Ear barotrauma


Ear barotrauma, also known as airplane ear, occurs when there is an imbalance in air pressure between the middle ear and the surrounding environment, leading to potential damage. This condition commonly arises during airplane travel when the aircraft ascends after takeoff or descends for landing.

To alleviate symptoms of airplane ear, simple self-care measures can be taken. Actions like yawning, swallowing, or chewing gum can help equalize the air pressure and relieve discomfort. These steps are usually effective in managing mild cases. However, if the symptoms of airplane ear are severe, it is advisable to seek medical attention from a doctor.


Airplane ear can affect one or both ears. Typical indications and symptoms include:

  • Moderate discomfort or pain in the ear
  • Sensation of fullness or blockage in the ear
  • Hearing sounds muffled or experiencing mild to moderate hearing loss.
  • Moderate to severe hearing impairment
  • Tinnitus (ringing in the ear)
  • Vertigo (spinning sensation)
  • Bleeding from the ear

If the sensations of discomfort, fullness, or muffled hearing persist for more than a few days, or if you experience severe signs or symptoms, it is advisable to contact your doctor.


Ear barotrauma occurs when there is a sudden change in air or water pressure, causing pressure to be exerted on the eustachian tubes. These tubes connect the back of the middle ear to the back of the throat and play a role in equalizing air pressure on both sides of the eardrum by allowing outside air to enter the middle ear.

Air pressure changes occur rapidly during airplane takeoff and landing, surpassing the ability of the eustachian tubes to adjust accordingly. Similarly, deep-water diving can lead to rapid changes in water pressure, resulting in the same problem. If you have congestion due to a cold or allergies, the risk of experiencing ear barotrauma increases. Congestion can block or inflame the eustachian tubes, making it even more difficult for them to manage the changes in air pressure.

Risk factors

Airplane ear can be more likely to occur when certain conditions obstruct or impair the function of the eustachian tube. Several common risk factors include:

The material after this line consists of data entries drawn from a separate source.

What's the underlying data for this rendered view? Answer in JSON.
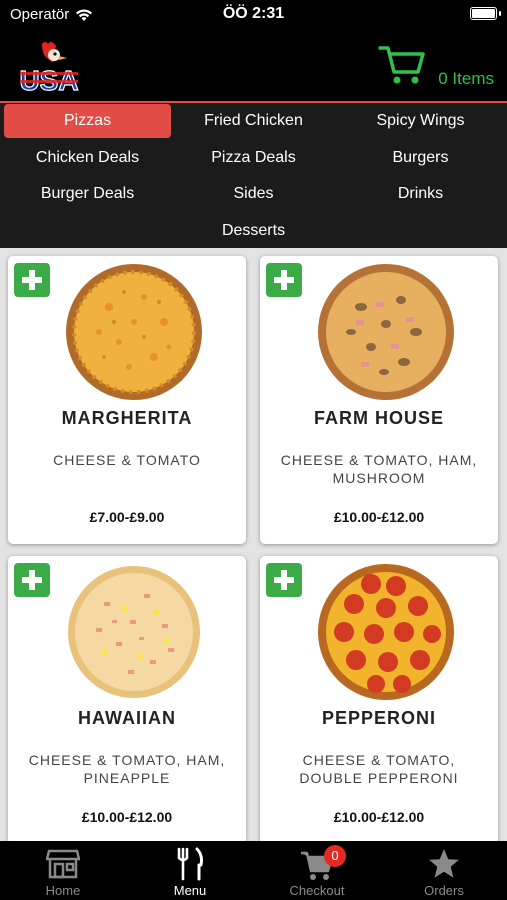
{
  "status_bar": {
    "carrier": "Operatör",
    "time": "ÖÖ 2:31"
  },
  "header": {
    "logo_text": "USA",
    "cart_label": "0 Items"
  },
  "categories": {
    "active": "Pizzas",
    "items": [
      "Pizzas",
      "Fried Chicken",
      "Spicy Wings",
      "Chicken Deals",
      "Pizza Deals",
      "Burgers",
      "Burger Deals",
      "Sides",
      "Drinks",
      "Desserts"
    ]
  },
  "products": [
    {
      "name": "MARGHERITA",
      "desc": "CHEESE & TOMATO",
      "price": "£7.00-£9.00"
    },
    {
      "name": "FARM HOUSE",
      "desc": "CHEESE & TOMATO, HAM, MUSHROOM",
      "price": "£10.00-£12.00"
    },
    {
      "name": "HAWAIIAN",
      "desc": "CHEESE & TOMATO, HAM, PINEAPPLE",
      "price": "£10.00-£12.00"
    },
    {
      "name": "PEPPERONI",
      "desc": "CHEESE & TOMATO, DOUBLE PEPPERONI",
      "price": "£10.00-£12.00"
    }
  ],
  "tabs": [
    {
      "label": "Home",
      "icon": "store-icon",
      "active": false
    },
    {
      "label": "Menu",
      "icon": "fork-knife-icon",
      "active": true
    },
    {
      "label": "Checkout",
      "icon": "cart-icon",
      "active": false,
      "badge": "0"
    },
    {
      "label": "Orders",
      "icon": "star-icon",
      "active": false
    }
  ],
  "colors": {
    "accent_red": "#e14c46",
    "cart_green": "#2fc14a",
    "add_green": "#3aab47",
    "badge_red": "#e12b24"
  }
}
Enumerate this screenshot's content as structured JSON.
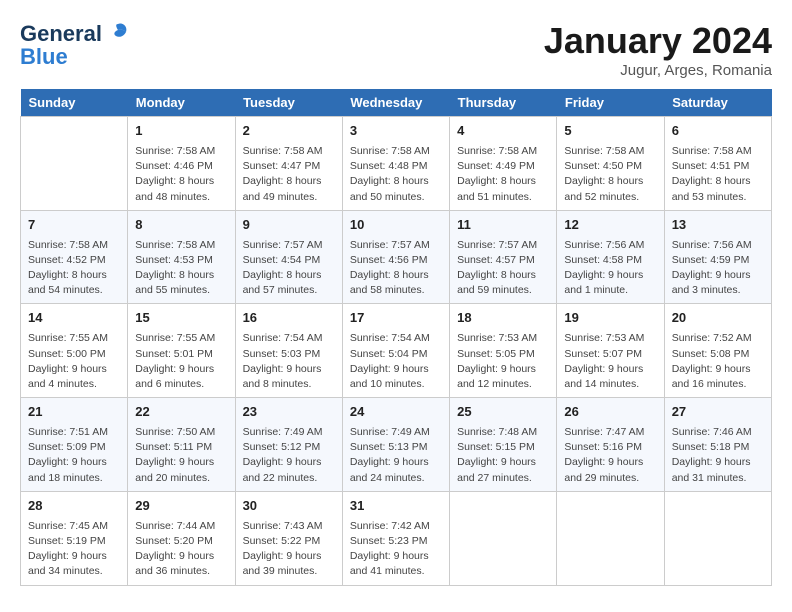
{
  "logo": {
    "line1": "General",
    "line2": "Blue"
  },
  "title": "January 2024",
  "location": "Jugur, Arges, Romania",
  "days_header": [
    "Sunday",
    "Monday",
    "Tuesday",
    "Wednesday",
    "Thursday",
    "Friday",
    "Saturday"
  ],
  "weeks": [
    [
      {
        "day": "",
        "sunrise": "",
        "sunset": "",
        "daylight": ""
      },
      {
        "day": "1",
        "sunrise": "7:58 AM",
        "sunset": "4:46 PM",
        "daylight": "8 hours and 48 minutes."
      },
      {
        "day": "2",
        "sunrise": "7:58 AM",
        "sunset": "4:47 PM",
        "daylight": "8 hours and 49 minutes."
      },
      {
        "day": "3",
        "sunrise": "7:58 AM",
        "sunset": "4:48 PM",
        "daylight": "8 hours and 50 minutes."
      },
      {
        "day": "4",
        "sunrise": "7:58 AM",
        "sunset": "4:49 PM",
        "daylight": "8 hours and 51 minutes."
      },
      {
        "day": "5",
        "sunrise": "7:58 AM",
        "sunset": "4:50 PM",
        "daylight": "8 hours and 52 minutes."
      },
      {
        "day": "6",
        "sunrise": "7:58 AM",
        "sunset": "4:51 PM",
        "daylight": "8 hours and 53 minutes."
      }
    ],
    [
      {
        "day": "7",
        "sunrise": "7:58 AM",
        "sunset": "4:52 PM",
        "daylight": "8 hours and 54 minutes."
      },
      {
        "day": "8",
        "sunrise": "7:58 AM",
        "sunset": "4:53 PM",
        "daylight": "8 hours and 55 minutes."
      },
      {
        "day": "9",
        "sunrise": "7:57 AM",
        "sunset": "4:54 PM",
        "daylight": "8 hours and 57 minutes."
      },
      {
        "day": "10",
        "sunrise": "7:57 AM",
        "sunset": "4:56 PM",
        "daylight": "8 hours and 58 minutes."
      },
      {
        "day": "11",
        "sunrise": "7:57 AM",
        "sunset": "4:57 PM",
        "daylight": "8 hours and 59 minutes."
      },
      {
        "day": "12",
        "sunrise": "7:56 AM",
        "sunset": "4:58 PM",
        "daylight": "9 hours and 1 minute."
      },
      {
        "day": "13",
        "sunrise": "7:56 AM",
        "sunset": "4:59 PM",
        "daylight": "9 hours and 3 minutes."
      }
    ],
    [
      {
        "day": "14",
        "sunrise": "7:55 AM",
        "sunset": "5:00 PM",
        "daylight": "9 hours and 4 minutes."
      },
      {
        "day": "15",
        "sunrise": "7:55 AM",
        "sunset": "5:01 PM",
        "daylight": "9 hours and 6 minutes."
      },
      {
        "day": "16",
        "sunrise": "7:54 AM",
        "sunset": "5:03 PM",
        "daylight": "9 hours and 8 minutes."
      },
      {
        "day": "17",
        "sunrise": "7:54 AM",
        "sunset": "5:04 PM",
        "daylight": "9 hours and 10 minutes."
      },
      {
        "day": "18",
        "sunrise": "7:53 AM",
        "sunset": "5:05 PM",
        "daylight": "9 hours and 12 minutes."
      },
      {
        "day": "19",
        "sunrise": "7:53 AM",
        "sunset": "5:07 PM",
        "daylight": "9 hours and 14 minutes."
      },
      {
        "day": "20",
        "sunrise": "7:52 AM",
        "sunset": "5:08 PM",
        "daylight": "9 hours and 16 minutes."
      }
    ],
    [
      {
        "day": "21",
        "sunrise": "7:51 AM",
        "sunset": "5:09 PM",
        "daylight": "9 hours and 18 minutes."
      },
      {
        "day": "22",
        "sunrise": "7:50 AM",
        "sunset": "5:11 PM",
        "daylight": "9 hours and 20 minutes."
      },
      {
        "day": "23",
        "sunrise": "7:49 AM",
        "sunset": "5:12 PM",
        "daylight": "9 hours and 22 minutes."
      },
      {
        "day": "24",
        "sunrise": "7:49 AM",
        "sunset": "5:13 PM",
        "daylight": "9 hours and 24 minutes."
      },
      {
        "day": "25",
        "sunrise": "7:48 AM",
        "sunset": "5:15 PM",
        "daylight": "9 hours and 27 minutes."
      },
      {
        "day": "26",
        "sunrise": "7:47 AM",
        "sunset": "5:16 PM",
        "daylight": "9 hours and 29 minutes."
      },
      {
        "day": "27",
        "sunrise": "7:46 AM",
        "sunset": "5:18 PM",
        "daylight": "9 hours and 31 minutes."
      }
    ],
    [
      {
        "day": "28",
        "sunrise": "7:45 AM",
        "sunset": "5:19 PM",
        "daylight": "9 hours and 34 minutes."
      },
      {
        "day": "29",
        "sunrise": "7:44 AM",
        "sunset": "5:20 PM",
        "daylight": "9 hours and 36 minutes."
      },
      {
        "day": "30",
        "sunrise": "7:43 AM",
        "sunset": "5:22 PM",
        "daylight": "9 hours and 39 minutes."
      },
      {
        "day": "31",
        "sunrise": "7:42 AM",
        "sunset": "5:23 PM",
        "daylight": "9 hours and 41 minutes."
      },
      {
        "day": "",
        "sunrise": "",
        "sunset": "",
        "daylight": ""
      },
      {
        "day": "",
        "sunrise": "",
        "sunset": "",
        "daylight": ""
      },
      {
        "day": "",
        "sunrise": "",
        "sunset": "",
        "daylight": ""
      }
    ]
  ]
}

  • Small eustachian tube: Infants and toddlers, in particular, may have narrower eustachian tubes, which can make them more susceptible to airplane ear.
  • The common cold: Having a cold can lead to congestion and inflammation of the nasal passages and eustachian tubes, making it harder for air to equalize and increasing the risk of airplane ear.
  • Sinus infection: Infections in the sinuses can cause nasal congestion and inflammation, affecting the eustachian tube’s ability to equalize pressure during air travel.
  • Hay fever (allergic rhinitis): Allergic reactions, such as hay fever, can cause nasal congestion and swelling, which can interfere with proper eustachian tube function.
  • Middle ear infection (otitis media): An ongoing or recent middle ear infection can disrupt the normal functioning of the eustachian tube and make airplane ear more likely.
  • Sleeping on an airplane during ascent and descent: If you are asleep during takeoff or landing, you may not actively perform actions like yawning or swallowing, which help equalize pressure in the ears. This can increase the risk of experiencing airplane ear symptoms.